Skylark - Review

Its rare for a modern author to jump immediately onto my best authors list. Meagan Spooner did just that with her (and Amie Kaufman's) These Broken Stars, so I was very interested in reading her debut novel Skylark. It's been out on the market a while, with the third book in the trilogy just being released earlier this year. Even so, I thought I'd toss in my two cents.

While I didn't devour Skylark in a day like Meagan's other book, it is a good read. For those who think that Brian Sanderson and some of the other new masters of fantasy are the be-all and end-all of world building, they haven't read Meagan's work. The world of Skylark is first and foremost incredibly creative. I've read a lot of fantasy and don't know of anything quite like the rich, horrific and beautiful landscape containing her story. It combines magic, clockwork technology and distopia. Secondly, it is believable in a way that I do not find of the new "masters'" works.

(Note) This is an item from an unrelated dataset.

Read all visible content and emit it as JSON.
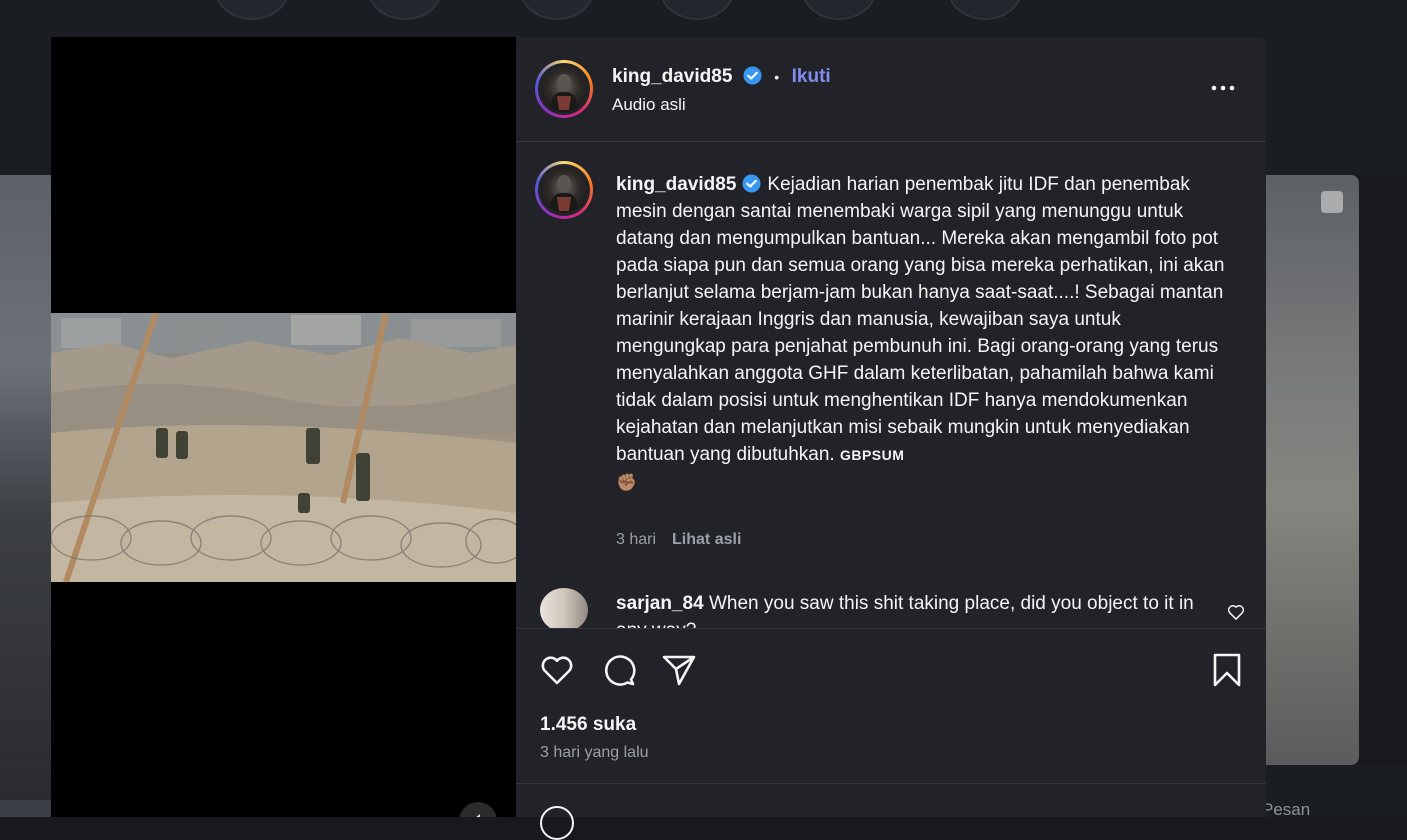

Her characters are rich and well fleshed out and leave you wanting to know more about them rather than seeking desperate resolution to some cliffhanger ending.

Like These Broken Stars, Skylark doesn't follow the tropes of any one genre. There's a lot of fantasy to it, some distopian, survival-horror, and naturally, romance which is nice because you don't always know what to expect, so when the rare trope does pop up you're more pleasantly surprised rather than exasperated.

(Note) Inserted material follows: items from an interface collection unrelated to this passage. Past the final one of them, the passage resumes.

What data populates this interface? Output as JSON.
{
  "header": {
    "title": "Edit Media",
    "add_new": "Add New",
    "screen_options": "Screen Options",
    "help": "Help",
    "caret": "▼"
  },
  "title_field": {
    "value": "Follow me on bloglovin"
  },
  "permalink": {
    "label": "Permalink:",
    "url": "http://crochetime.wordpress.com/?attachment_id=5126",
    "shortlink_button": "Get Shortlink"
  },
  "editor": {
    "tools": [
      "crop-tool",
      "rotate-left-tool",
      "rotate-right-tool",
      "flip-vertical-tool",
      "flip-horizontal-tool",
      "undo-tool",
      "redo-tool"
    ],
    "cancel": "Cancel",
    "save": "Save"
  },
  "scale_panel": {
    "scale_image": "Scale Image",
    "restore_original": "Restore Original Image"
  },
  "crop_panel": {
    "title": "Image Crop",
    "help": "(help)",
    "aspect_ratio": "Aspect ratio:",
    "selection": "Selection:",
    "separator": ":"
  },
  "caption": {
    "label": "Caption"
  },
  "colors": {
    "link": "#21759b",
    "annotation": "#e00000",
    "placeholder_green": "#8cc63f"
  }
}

The one issue I had with the book was its pacing. The beginning was a bit of a stagger step of action for me, starting and stopping in a manner that made it hard to really get into. Once things got moving though, they moved along at a brutal clip that kept me turning pages until part 2, where a long journey slowed things down.  Please, don't misunderstand, it's still interesting stuff, the plot just isn't advancing very quickly. For some readers, this middle slump will quickly become tedious.As a reward for soldiering through the journey (and paying attention) Meagan has written some great twists, which make the book a really fun read.

Skylark is a book for young adults. It has some grim torture-esque scenes, and a few parts with bloody violence, though nothing I thought particularly graphic and some mention of nudity--again nothing graphic. With beautiful language, an interesting world, and great characters this is definitely a book to pick up if you're looking for something original for your brain and imagination to digest.

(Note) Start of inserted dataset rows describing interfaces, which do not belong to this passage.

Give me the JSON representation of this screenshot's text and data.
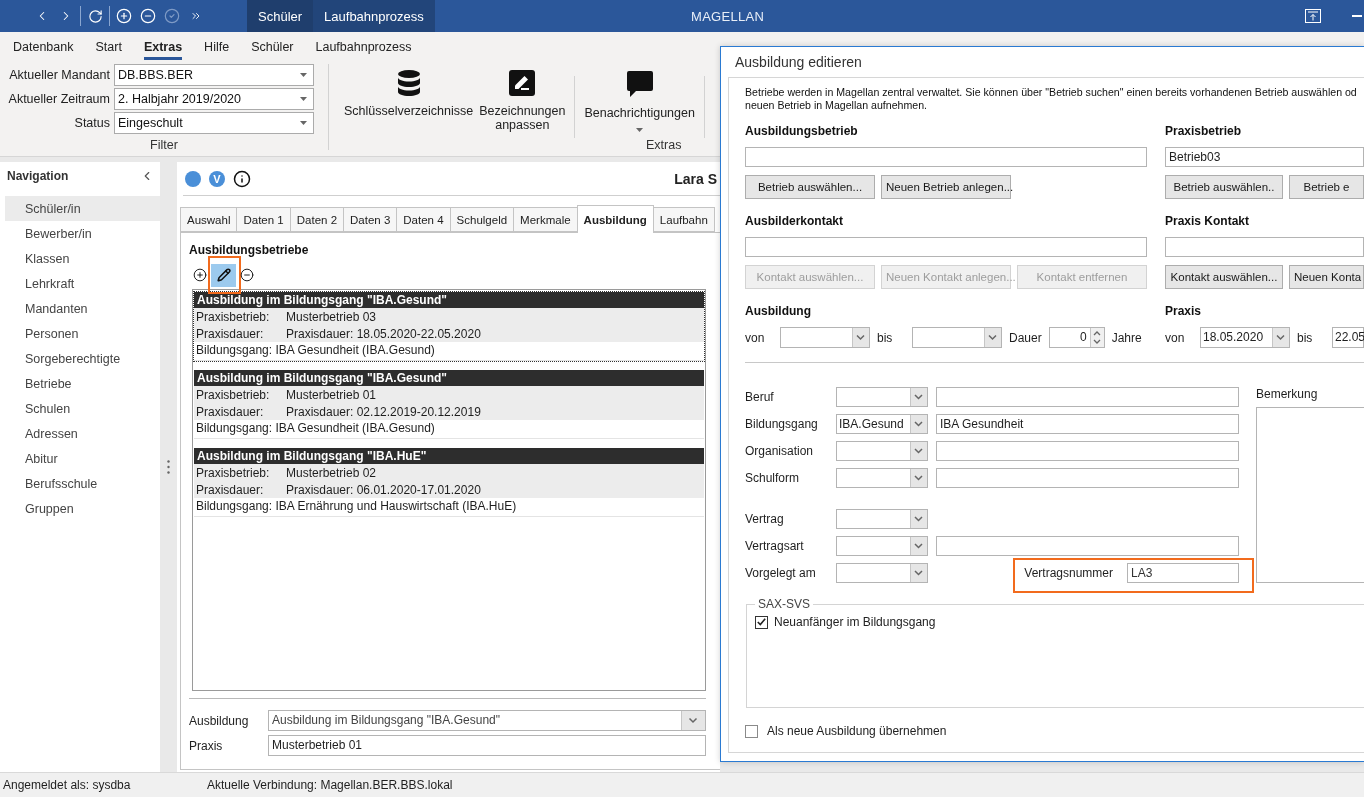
{
  "title_bar": {
    "quick_access_groups": [
      {
        "items": [
          {
            "kind": "back",
            "disabled": false
          },
          {
            "kind": "forward",
            "disabled": false
          }
        ]
      },
      {
        "items": [
          {
            "kind": "refresh",
            "disabled": false
          }
        ]
      },
      {
        "items": [
          {
            "kind": "add",
            "disabled": false
          },
          {
            "kind": "remove",
            "disabled": false
          },
          {
            "kind": "confirm",
            "disabled": true
          },
          {
            "kind": "more",
            "disabled": false
          }
        ]
      }
    ],
    "context_tabs": [
      {
        "label": "Schüler"
      },
      {
        "label": "Laufbahnprozess"
      }
    ],
    "title": "MAGELLAN"
  },
  "menu": [
    {
      "label": "Datenbank",
      "selected": false
    },
    {
      "label": "Start",
      "selected": false
    },
    {
      "label": "Extras",
      "selected": true
    },
    {
      "label": "Hilfe",
      "selected": false
    },
    {
      "label": "Schüler",
      "selected": false
    },
    {
      "label": "Laufbahnprozess",
      "selected": false
    }
  ],
  "ribbon": {
    "filter": {
      "fields": [
        {
          "label": "Aktueller Mandant",
          "value": "DB.BBS.BER"
        },
        {
          "label": "Aktueller Zeitraum",
          "value": "2. Halbjahr 2019/2020"
        },
        {
          "label": "Status",
          "value": "Eingeschult"
        }
      ],
      "caption": "Filter"
    },
    "extras": {
      "button_groups": [
        {
          "buttons": [
            {
              "kind": "database",
              "label": "Schlüsselverzeichnisse",
              "has_menu": false
            },
            {
              "kind": "edit",
              "label": "Bezeichnungen anpassen",
              "has_menu": false
            }
          ]
        },
        {
          "buttons": [
            {
              "kind": "message",
              "label": "Benachrichtigungen",
              "has_menu": true
            }
          ]
        }
      ],
      "caption": "Extras"
    }
  },
  "navigation": {
    "title": "Navigation",
    "items": [
      {
        "label": "Schüler/in",
        "selected": true
      },
      {
        "label": "Bewerber/in",
        "selected": false
      },
      {
        "label": "Klassen",
        "selected": false
      },
      {
        "label": "Lehrkraft",
        "selected": false
      },
      {
        "label": "Mandanten",
        "selected": false
      },
      {
        "label": "Personen",
        "selected": false
      },
      {
        "label": "Sorgeberechtigte",
        "selected": false
      },
      {
        "label": "Betriebe",
        "selected": false
      },
      {
        "label": "Schulen",
        "selected": false
      },
      {
        "label": "Adressen",
        "selected": false
      },
      {
        "label": "Abitur",
        "selected": false
      },
      {
        "label": "Berufsschule",
        "selected": false
      },
      {
        "label": "Gruppen",
        "selected": false
      }
    ]
  },
  "record": {
    "badge": "V",
    "name": "Lara S"
  },
  "tabs": [
    {
      "label": "Auswahl",
      "selected": false
    },
    {
      "label": "Daten 1",
      "selected": false
    },
    {
      "label": "Daten 2",
      "selected": false
    },
    {
      "label": "Daten 3",
      "selected": false
    },
    {
      "label": "Daten 4",
      "selected": false
    },
    {
      "label": "Schulgeld",
      "selected": false
    },
    {
      "label": "Merkmale",
      "selected": false
    },
    {
      "label": "Ausbildung",
      "selected": true
    },
    {
      "label": "Laufbahn",
      "selected": false
    }
  ],
  "training_companies": {
    "title": "Ausbildungsbetriebe",
    "toolbar": [
      {
        "kind": "add",
        "selected": false,
        "highlighted": false
      },
      {
        "kind": "edit",
        "selected": true,
        "highlighted": true
      },
      {
        "kind": "remove",
        "selected": false,
        "highlighted": false
      }
    ],
    "entries": [
      {
        "title": "Ausbildung im Bildungsgang \"IBA.Gesund\"",
        "selected": true,
        "details": [
          {
            "label": "Praxisbetrieb:",
            "value": "Musterbetrieb 03"
          },
          {
            "label": "Praxisdauer:",
            "value": "Praxisdauer: 18.05.2020-22.05.2020"
          }
        ],
        "course": "Bildungsgang: IBA Gesundheit (IBA.Gesund)"
      },
      {
        "title": "Ausbildung im Bildungsgang \"IBA.Gesund\"",
        "selected": false,
        "details": [
          {
            "label": "Praxisbetrieb:",
            "value": "Musterbetrieb 01"
          },
          {
            "label": "Praxisdauer:",
            "value": "Praxisdauer: 02.12.2019-20.12.2019"
          }
        ],
        "course": "Bildungsgang: IBA Gesundheit (IBA.Gesund)"
      },
      {
        "title": "Ausbildung im Bildungsgang \"IBA.HuE\"",
        "selected": false,
        "details": [
          {
            "label": "Praxisbetrieb:",
            "value": "Musterbetrieb 02"
          },
          {
            "label": "Praxisdauer:",
            "value": "Praxisdauer: 06.01.2020-17.01.2020"
          }
        ],
        "course": "Bildungsgang: IBA Ernährung und Hauswirtschaft (IBA.HuE)"
      }
    ]
  },
  "selection_fields": [
    {
      "label": "Ausbildung",
      "kind": "combo",
      "value": "Ausbildung im Bildungsgang \"IBA.Gesund\""
    },
    {
      "label": "Praxis",
      "kind": "text",
      "value": "Musterbetrieb 01"
    }
  ],
  "status_bar": {
    "user": "Angemeldet als: sysdba",
    "connection": "Aktuelle Verbindung: Magellan.BER.BBS.lokal"
  },
  "dialog": {
    "title": "Ausbildung editieren",
    "description_lines": [
      "Betriebe werden in Magellan zentral verwaltet. Sie können über \"Betrieb suchen\" einen bereits vorhandenen Betrieb auswählen od",
      "neuen Betrieb in Magellan aufnehmen."
    ],
    "sections": [
      {
        "kind": "picker",
        "columns": [
          {
            "title": "Ausbildungsbetrieb",
            "buttons": [
              {
                "label": "Betrieb auswählen...",
                "disabled": false
              },
              {
                "label": "Neuen Betrieb anlegen...",
                "disabled": false
              }
            ]
          },
          {
            "title": "Praxisbetrieb",
            "value": "Betrieb03",
            "buttons": [
              {
                "label": "Betrieb auswählen..",
                "disabled": false
              },
              {
                "label": "Betrieb e",
                "disabled": false
              }
            ]
          }
        ]
      },
      {
        "kind": "picker",
        "columns": [
          {
            "title": "Ausbilderkontakt",
            "buttons": [
              {
                "label": "Kontakt auswählen...",
                "disabled": true
              },
              {
                "label": "Neuen Kontakt anlegen...",
                "disabled": true
              },
              {
                "label": "Kontakt entfernen",
                "disabled": true
              }
            ]
          },
          {
            "title": "Praxis Kontakt",
            "buttons": [
              {
                "label": "Kontakt auswählen...",
                "disabled": false
              },
              {
                "label": "Neuen Konta",
                "disabled": false
              }
            ]
          }
        ]
      },
      {
        "kind": "period",
        "columns": [
          {
            "title": "Ausbildung",
            "fields": [
              {
                "kind": "label",
                "text": "von"
              },
              {
                "kind": "date"
              },
              {
                "kind": "label",
                "text": "bis"
              },
              {
                "kind": "date"
              },
              {
                "kind": "label",
                "text": "Dauer"
              },
              {
                "kind": "spinner",
                "value": "0"
              },
              {
                "kind": "label",
                "text": "Jahre"
              }
            ]
          },
          {
            "title": "Praxis",
            "fields": [
              {
                "kind": "label",
                "text": "von"
              },
              {
                "kind": "date",
                "value": "18.05.2020"
              },
              {
                "kind": "label",
                "text": "bis"
              },
              {
                "kind": "text",
                "value": "22.05"
              }
            ]
          }
        ]
      }
    ],
    "form_groups": [
      {
        "rows": [
          {
            "label": "Beruf",
            "kind": "combo_text"
          },
          {
            "label": "Bildungsgang",
            "kind": "combo_text",
            "code": "IBA.Gesund",
            "text": "IBA Gesundheit"
          },
          {
            "label": "Organisation",
            "kind": "combo_text"
          },
          {
            "label": "Schulform",
            "kind": "combo_text"
          }
        ]
      },
      {
        "rows": [
          {
            "label": "Vertrag",
            "kind": "combo"
          },
          {
            "label": "Vertragsart",
            "kind": "combo_text"
          },
          {
            "label": "Vorgelegt am",
            "kind": "combo_number",
            "number": {
              "label": "Vertragsnummer",
              "value": "LA3",
              "highlighted": true
            }
          }
        ]
      }
    ],
    "remark": {
      "label": "Bemerkung"
    },
    "sax_svs": {
      "title": "SAX-SVS",
      "options": [
        {
          "label": "Neuanfänger im Bildungsgang",
          "checked": true
        }
      ]
    },
    "adopt": {
      "label": "Als neue Ausbildung übernehmen",
      "checked": false
    }
  }
}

Liked this? Writers live and die on word of mouth so please share or follow or join my mailing list. See the top right of this page.

1 comment:

  1. I love world building! And while I haven't read this one yet (definitely want to), it would be refreshing to read another approach to it. Sanderson and his ilk tend to world build by taking historical eras of our world wholesale (Wild Wild West, medieval Europe, etc) and add a detailed magic system to them. I love thoughtful magic systems that drive the plot. But the rest of the world is often overlooked. Good for you Ms. Spooner. And thanks for the heads up, S.J.! When you say something is good, I listen. (